Poynton reached his highest total in first-class cricket in an 1895 match against Sussex, scoring 57 before being run out. A high-scoring match, it also provided highest career scores to team-mate Sammy Woods who scored 215, and Sussex's Francis Marlow who scored 155.[9] He scored his final half-century in a county match against Hampshire with a second-innings 55, which helped set up a 183 run victory for Somerset.[10] He played in four matches in 1896, and in eight innings failed to reach 20.[6] His final first-class match was, like his first,[11] against Surrey at The Oval starting on 1 June and, as with the first, Somerset suffered a heavy loss.[12]


  1. ^ a b c d "Dr Frederic John Poynton (1869-1943)". Historic Hospitals Admission Registers Project. Retrieved 30 May 2010. 
  2. ^ a b Charles Mosley, editor, Burke's Peerage, Baronetage & Knightage, 107th edition, 3 volumes (Wilmington, Delaware, U.S.A.: Burke's Peerage (Genealogical Books) Ltd, 2003), volume 1, page 672.
  3. ^ a b c "Obituary: F. John Poynton, M.D., F.R.C.P.". British Medical Journal. 2 (4323): 623–624. 1943. doi:10.1136/bmj.2.4323.623-b. 
  4. ^ "Surrey v Somerset". CricketArchive. 1 June 1891. Retrieved 30 May 2010. 
  5. ^ "Kent v Somerset". CricketArchive. 13 July 1891. Retrieved 30 May 2010. 
  6. ^ a b c "First-class Batting and Fielding in Each Season by Frederick Poynton". CricketArchive. Retrieved 30 May 2010. 
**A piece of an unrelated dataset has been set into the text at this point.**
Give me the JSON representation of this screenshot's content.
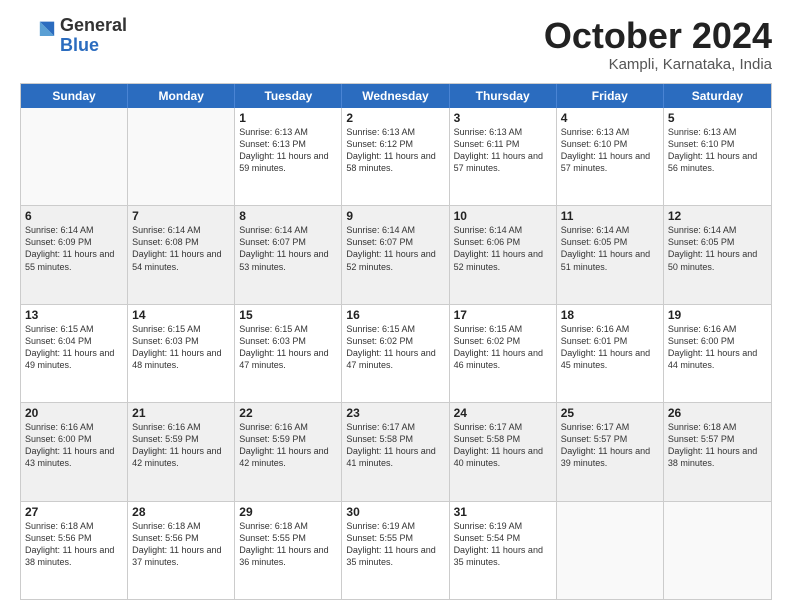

  7. ^ "Yorkshire v Somerset". CricketArchive. 6 July 1893. Retrieved 30 May 2010. 
  8. ^ "Somerset v Yorkshire". CricketArchive. 15 June 1893. Retrieved 30 May 2010. 
  9. ^ "Sussex v Somerset". CricketArchive. 6 June 1895. Retrieved 30 May 2010. 
  10. ^ "Hampshire v Somerset". CricketArchive. 1 July 1895. Retrieved 30 May 2010. 
  11. ^ "First-Class Matches played by Frederick Poynton (25)". CricketArchive. Retrieved 30 May 2010. 
  12. ^ "Surrey v Somerset". CricketArchive. 1 June 1896. Retrieved 30 May 2010. 

External links[edit]